I was a Californian transplanted to the Midwest to teach in a university art department. America had just landed on the moon; Buck Rogers was coming true. But I was in that basement digging like an archeologist–discovering the remnants of America’s past. I began to see more than nostalgic value in those toys, and the ones that followed them. I began to see them as sculptural art, a brand-new beauty, something to excite the eye and delight the soul.
The combination of colors were often bright and contrasting, were sometimes subtle. The cartoony shapes and forms seemed to be the genesis of much of contmporary art. They reflected the full-sized world but they also had an affinity with the absurd, the fantastic, the surreal. The toys had a sense of movement and history–for me, they recaptured the past better than the actual objects they imitated.

-Ken Botto
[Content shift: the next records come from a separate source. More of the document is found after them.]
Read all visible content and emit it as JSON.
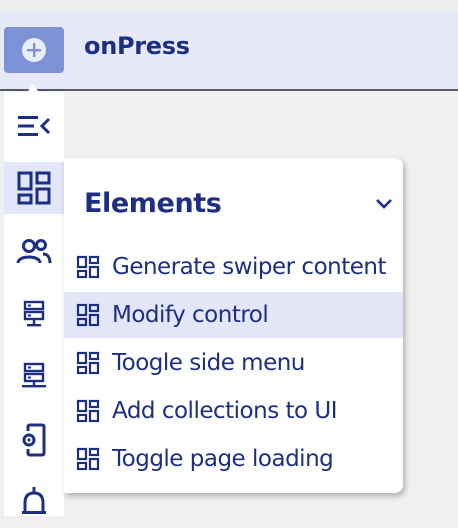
{
  "app": {
    "title": "onPress"
  },
  "colors": {
    "brand": "#1c2f83",
    "logo_bg": "#7d92d6",
    "active_bg": "#e2e6f7"
  },
  "sidebar": {
    "items": [
      {
        "icon": "collapse-menu-icon"
      },
      {
        "icon": "elements-grid-icon",
        "active": true
      },
      {
        "icon": "users-icon"
      },
      {
        "icon": "server-icon"
      },
      {
        "icon": "network-server-icon"
      },
      {
        "icon": "mobile-settings-icon"
      },
      {
        "icon": "bell-icon"
      }
    ]
  },
  "menu": {
    "title": "Elements",
    "items": [
      {
        "label": "Generate swiper content",
        "icon": "element-grid-icon"
      },
      {
        "label": "Modify control",
        "icon": "element-grid-icon",
        "hover": true
      },
      {
        "label": "Toogle side menu",
        "icon": "element-grid-icon"
      },
      {
        "label": "Add collections to UI",
        "icon": "element-grid-icon"
      },
      {
        "label": "Toggle page loading",
        "icon": "element-grid-icon"
      }
    ]
  }
}
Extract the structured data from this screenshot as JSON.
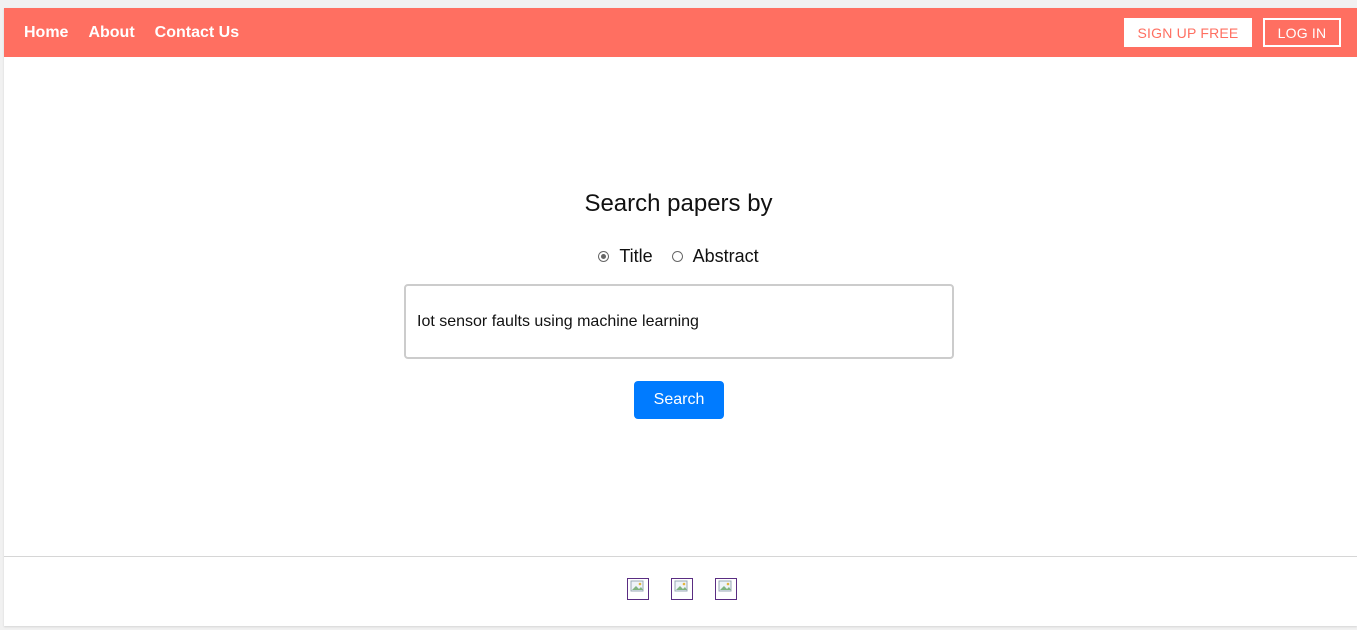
{
  "nav": {
    "links": [
      "Home",
      "About",
      "Contact Us"
    ],
    "signup_label": "SIGN UP FREE",
    "login_label": "LOG IN",
    "bg_color": "#ff6f61"
  },
  "search": {
    "heading": "Search papers by",
    "options": [
      {
        "label": "Title",
        "checked": true
      },
      {
        "label": "Abstract",
        "checked": false
      }
    ],
    "query": "Iot sensor faults using machine learning",
    "button_label": "Search",
    "button_color": "#007bff"
  },
  "footer": {
    "icons": [
      "broken-image-icon",
      "broken-image-icon",
      "broken-image-icon"
    ]
  }
}
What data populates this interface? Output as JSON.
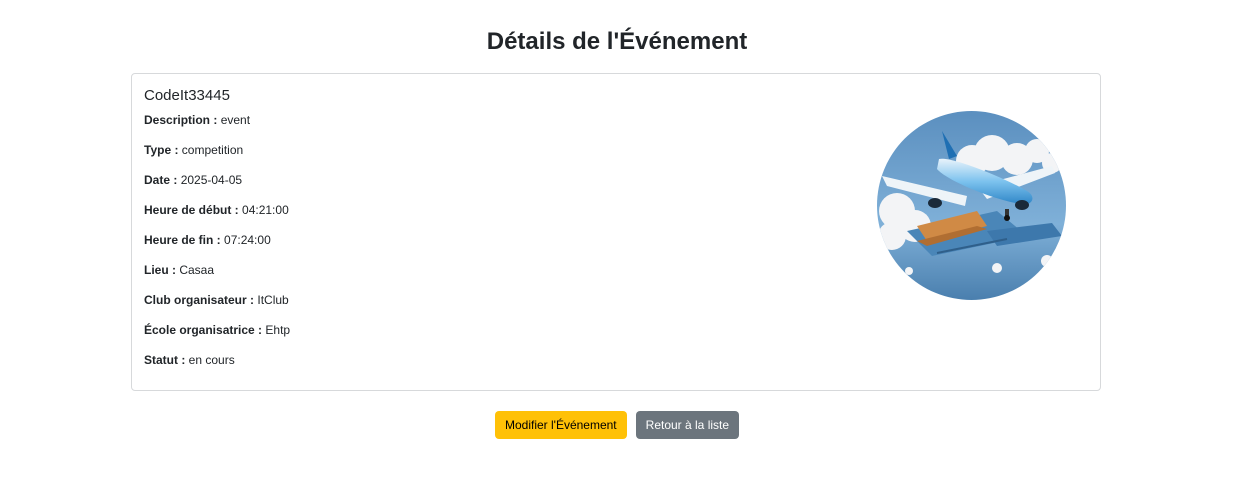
{
  "page": {
    "title": "Détails de l'Événement"
  },
  "event": {
    "name": "CodeIt33445",
    "image_description": "airplane-over-passports-illustration",
    "fields": [
      {
        "label": "Description :",
        "value": "event"
      },
      {
        "label": "Type :",
        "value": "competition"
      },
      {
        "label": "Date :",
        "value": "2025-04-05"
      },
      {
        "label": "Heure de début :",
        "value": "04:21:00"
      },
      {
        "label": "Heure de fin :",
        "value": "07:24:00"
      },
      {
        "label": "Lieu :",
        "value": "Casaa"
      },
      {
        "label": "Club organisateur :",
        "value": "ItClub"
      },
      {
        "label": "École organisatrice :",
        "value": "Ehtp"
      },
      {
        "label": "Statut :",
        "value": "en cours"
      }
    ]
  },
  "actions": {
    "edit_label": "Modifier l'Événement",
    "back_label": "Retour à la liste"
  },
  "colors": {
    "edit_button": "#ffc107",
    "back_button": "#6c757d",
    "card_border": "#d7d9db"
  }
}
This book made an immediate impression on me as soon as I opened it. Botto presented his toys & accompanying kitsch in an extremely novel way. All photos in the book were taken outside in natural sunlight and the effect can often trick the viewer into believing what he’s seeing is real. In many instances Botto used old ’30s, ’40s, and ’50s postcards to create a background for his cast-iron cars & trucks to wheel around in. In some cases you do a double take, not realizing everythings in miniature. I was really taken with this book, so much so that I decided to adopt the same approach in my own photography.
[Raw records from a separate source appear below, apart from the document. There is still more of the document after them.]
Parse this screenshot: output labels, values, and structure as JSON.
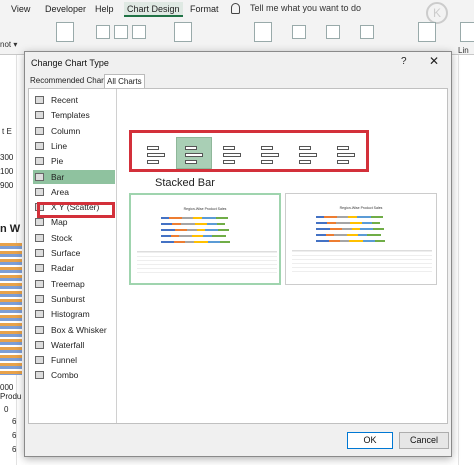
{
  "ribbon": {
    "tabs": [
      {
        "label": "View"
      },
      {
        "label": "Developer"
      },
      {
        "label": "Help"
      },
      {
        "label": "Chart Design"
      },
      {
        "label": "Format"
      }
    ],
    "tell_me": "Tell me what you want to do",
    "left_dropdown": "not ▾",
    "right_label": "Lin"
  },
  "sheet": {
    "partial_texts": [
      "t E",
      "300",
      "100",
      "900",
      "n W",
      "000",
      "Produ",
      "0",
      "6",
      "6",
      "6"
    ]
  },
  "dialog": {
    "title": "Change Chart Type",
    "help": "?",
    "close": "✕",
    "tabs": [
      {
        "label": "Recommended Charts"
      },
      {
        "label": "All Charts",
        "active": true
      }
    ],
    "chart_types": [
      {
        "label": "Recent",
        "icon": "recent-icon"
      },
      {
        "label": "Templates",
        "icon": "templates-icon"
      },
      {
        "label": "Column",
        "icon": "column-chart-icon"
      },
      {
        "label": "Line",
        "icon": "line-chart-icon"
      },
      {
        "label": "Pie",
        "icon": "pie-chart-icon"
      },
      {
        "label": "Bar",
        "icon": "bar-chart-icon",
        "selected": true
      },
      {
        "label": "Area",
        "icon": "area-chart-icon"
      },
      {
        "label": "X Y (Scatter)",
        "icon": "scatter-chart-icon"
      },
      {
        "label": "Map",
        "icon": "map-chart-icon"
      },
      {
        "label": "Stock",
        "icon": "stock-chart-icon"
      },
      {
        "label": "Surface",
        "icon": "surface-chart-icon"
      },
      {
        "label": "Radar",
        "icon": "radar-chart-icon"
      },
      {
        "label": "Treemap",
        "icon": "treemap-chart-icon"
      },
      {
        "label": "Sunburst",
        "icon": "sunburst-chart-icon"
      },
      {
        "label": "Histogram",
        "icon": "histogram-chart-icon"
      },
      {
        "label": "Box & Whisker",
        "icon": "box-whisker-chart-icon"
      },
      {
        "label": "Waterfall",
        "icon": "waterfall-chart-icon"
      },
      {
        "label": "Funnel",
        "icon": "funnel-chart-icon"
      },
      {
        "label": "Combo",
        "icon": "combo-chart-icon"
      }
    ],
    "subtypes": [
      {
        "icon": "clustered-bar-icon"
      },
      {
        "icon": "stacked-bar-icon",
        "selected": true
      },
      {
        "icon": "100-stacked-bar-icon"
      },
      {
        "icon": "3d-clustered-bar-icon"
      },
      {
        "icon": "3d-stacked-bar-icon"
      },
      {
        "icon": "3d-100-stacked-bar-icon"
      }
    ],
    "subtype_title": "Stacked Bar",
    "previews": [
      {
        "title": "Region-Wise Product Sales",
        "selected": true
      },
      {
        "title": "Region-Wise Product Sales",
        "selected": false
      }
    ],
    "series_colors": [
      "#4472c4",
      "#ed7d31",
      "#a5a5a5",
      "#ffc000",
      "#5b9bd5",
      "#70ad47"
    ],
    "ok_label": "OK",
    "cancel_label": "Cancel"
  }
}
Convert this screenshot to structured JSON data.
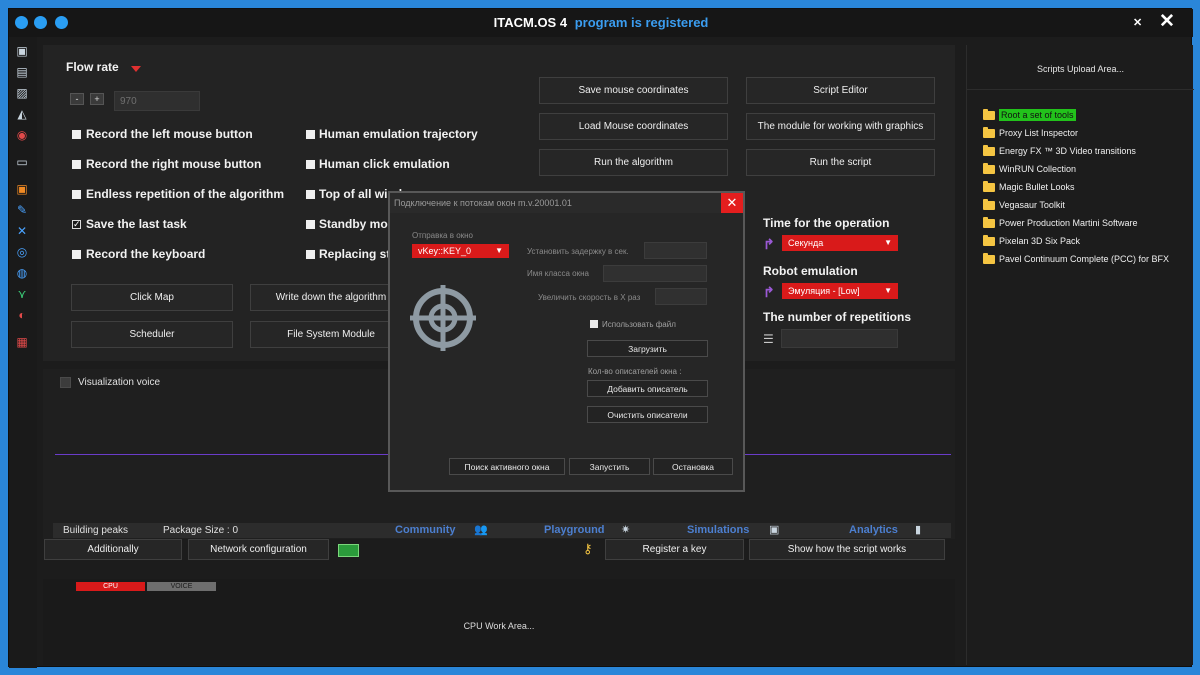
{
  "window": {
    "title_main": "ITACM.OS 4",
    "title_status": "program is registered",
    "close_glyph": "✕",
    "pin_glyph": "✕"
  },
  "sidebar_icons": [
    "briefcase-icon",
    "printer-icon",
    "image-icon",
    "shapes-icon",
    "globe-icon",
    "window-icon",
    "box-icon",
    "wrench-icon",
    "network-icon",
    "target-icon",
    "ring-icon",
    "tree-icon",
    "yinyang-icon",
    "checker-icon"
  ],
  "flow": {
    "label": "Flow rate",
    "minus": "-",
    "plus": "+",
    "value": "970"
  },
  "options_left": [
    {
      "label": "Record the left mouse button",
      "checked": false
    },
    {
      "label": "Record the right mouse button",
      "checked": false
    },
    {
      "label": "Endless repetition of the algorithm",
      "checked": false
    },
    {
      "label": "Save the last task",
      "checked": true
    },
    {
      "label": "Record the keyboard",
      "checked": false
    }
  ],
  "options_right": [
    {
      "label": "Human emulation trajectory",
      "checked": false
    },
    {
      "label": "Human click emulation",
      "checked": false
    },
    {
      "label": "Top of all windows",
      "checked": false
    },
    {
      "label": "Standby mode",
      "checked": false
    },
    {
      "label": "Replacing stop",
      "checked": false
    }
  ],
  "buttons": {
    "click_map": "Click Map",
    "write_algorithm": "Write down the algorithm",
    "scheduler": "Scheduler",
    "file_system": "File System Module",
    "save_mouse": "Save mouse coordinates",
    "load_mouse": "Load Mouse coordinates",
    "run_algorithm": "Run the algorithm",
    "script_editor": "Script Editor",
    "graphics_module": "The module for working with graphics",
    "run_script": "Run the script",
    "additionally": "Additionally",
    "network_config": "Network configuration",
    "register_key": "Register a key",
    "show_script": "Show how the script works"
  },
  "right_settings": {
    "time_label": "Time for the operation",
    "time_value": "Секунда",
    "robot_label": "Robot emulation",
    "robot_value": "Эмуляция - [Low]",
    "repetitions_label": "The number of repetitions"
  },
  "viz": {
    "voice_label": "Visualization voice",
    "building_peaks": "Building peaks",
    "package_size": "Package Size : 0"
  },
  "tabs": [
    {
      "label": "Community",
      "icon": "users-icon"
    },
    {
      "label": "Playground",
      "icon": "confetti-icon"
    },
    {
      "label": "Simulations",
      "icon": "robot-icon"
    },
    {
      "label": "Analytics",
      "icon": "bar-chart-icon"
    }
  ],
  "cpu": {
    "cpu_tab": "CPU",
    "voice_tab": "VOICE",
    "area_label": "CPU Work Area..."
  },
  "scripts_panel": {
    "header": "Scripts Upload Area...",
    "items": [
      "Root a set of tools",
      "Proxy List Inspector",
      "Energy FX ™ 3D Video transitions",
      "WinRUN Collection",
      "Magic Bullet Looks",
      "Vegasaur Toolkit",
      "Power Production Martini Software",
      "Pixelan 3D Six Pack",
      "Pavel Continuum Complete (PCC) for BFX"
    ],
    "highlight_color": "#22c21b"
  },
  "dialog": {
    "title": "Подключение к потокам окон m.v.20001.01",
    "close": "✕",
    "send_to_window": "Отправка в окно",
    "key_value": "vKey::KEY_0",
    "set_delay": "Установить задержку в сек.",
    "class_name": "Имя класса окна",
    "speed_up": "Увеличить скорость в X раз",
    "use_file": "Использовать файл",
    "load": "Загрузить",
    "descriptors_count": "Кол-во описателей окна :",
    "add_descriptor": "Добавить описатель",
    "clear_descriptors": "Очистить описатели",
    "find_active": "Поиск активного окна",
    "start": "Запустить",
    "stop": "Остановка"
  },
  "colors": {
    "accent_blue": "#2a86d9",
    "red": "#d91a1a",
    "link_blue": "#4c7fd0",
    "purple_line": "#6a3cc9"
  }
}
Toy soldiers were one plaything that was always accessible when you’re a kid. They’re cheap & if they were set on fire or sucked up by a hotel pool skimmer, you could easily buy more. After I first saw Toy Story I became reacquainted with these little plastic figures. You can find them in any drug store, along with other cheap trinkets such as dinosaurs & astronauts, but if you look back through pop culture history, these tiny playthings were once highly regarded by the children who played with them as well as the adults who made them.

The 1950s and ’60s were the zenith of plastic toy soldiers and their ilk. Dozens upon dozens of bagged figures & boxed playsets were produced, most notably by Marx Toys Click Here: Check out “Louis Marx and Company - Wikipedia, the free encyclopedia”. But there were other manufacturers as well like Auburn, Tim-Mee Toys, Aurora, and MPC. The subject matter went beyond the military to cover things like deep sea creatures, Zulu warriors, life on the farm, the circus, medieval knights, and the American Presidents. Television & Film character sets were also made, including The Flintstones, Zorro, Ben-Hur, Robin Hood, Yogi Bear, Batman, and even Disneyland.
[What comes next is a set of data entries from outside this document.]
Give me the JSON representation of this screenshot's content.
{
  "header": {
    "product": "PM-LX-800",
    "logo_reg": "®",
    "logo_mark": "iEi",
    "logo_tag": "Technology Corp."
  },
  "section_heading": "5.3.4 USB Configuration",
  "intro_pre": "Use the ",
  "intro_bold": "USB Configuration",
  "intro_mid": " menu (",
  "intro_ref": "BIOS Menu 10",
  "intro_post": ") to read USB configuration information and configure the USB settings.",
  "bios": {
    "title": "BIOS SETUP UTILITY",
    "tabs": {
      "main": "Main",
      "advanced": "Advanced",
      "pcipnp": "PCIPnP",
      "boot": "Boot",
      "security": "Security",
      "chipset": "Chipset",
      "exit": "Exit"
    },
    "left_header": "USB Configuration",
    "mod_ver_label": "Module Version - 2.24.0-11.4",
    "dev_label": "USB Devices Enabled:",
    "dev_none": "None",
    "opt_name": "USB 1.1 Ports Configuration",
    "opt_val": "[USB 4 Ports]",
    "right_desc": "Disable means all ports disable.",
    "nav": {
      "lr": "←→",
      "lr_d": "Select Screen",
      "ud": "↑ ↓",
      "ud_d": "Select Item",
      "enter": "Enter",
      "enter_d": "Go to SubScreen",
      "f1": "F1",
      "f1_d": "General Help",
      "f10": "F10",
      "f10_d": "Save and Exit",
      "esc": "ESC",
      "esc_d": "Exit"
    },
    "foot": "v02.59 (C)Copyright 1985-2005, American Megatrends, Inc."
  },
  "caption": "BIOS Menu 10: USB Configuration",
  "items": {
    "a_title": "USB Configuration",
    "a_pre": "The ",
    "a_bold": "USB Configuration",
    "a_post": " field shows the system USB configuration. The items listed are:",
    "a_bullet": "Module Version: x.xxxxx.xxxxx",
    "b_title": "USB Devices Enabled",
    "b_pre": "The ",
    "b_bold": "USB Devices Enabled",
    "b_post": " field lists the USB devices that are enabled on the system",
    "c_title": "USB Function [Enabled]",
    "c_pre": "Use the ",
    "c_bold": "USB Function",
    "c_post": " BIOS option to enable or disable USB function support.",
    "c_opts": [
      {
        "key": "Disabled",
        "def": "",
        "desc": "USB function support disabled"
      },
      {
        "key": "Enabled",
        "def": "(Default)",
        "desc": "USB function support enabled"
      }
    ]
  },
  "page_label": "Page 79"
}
What’s immediately noticeable is how detailed these small toys were. The quality & style always varied, but even the crappiest toy has an appeal. You can see a major drop in quality from the ’60s to the ’70s as companies closed and copies of originals were reproduced over & over again until everything became watered down. For instance, most dinosaur toys available today are sloppy copies of Louis Marx’s great 1961 Prehistoric Times playset figures. Disturbingly on the other hand, certain green army men currently available are actually crude clones of Airfix Models’ Nazi soldiers originally manufactured in the 1960s. The overall drop in quality is a shame even for such an insignificant product. It is another example of American companies closing shop & losing ground to cheap, foreign manufacturing.

R. I. P. Oscar Gamble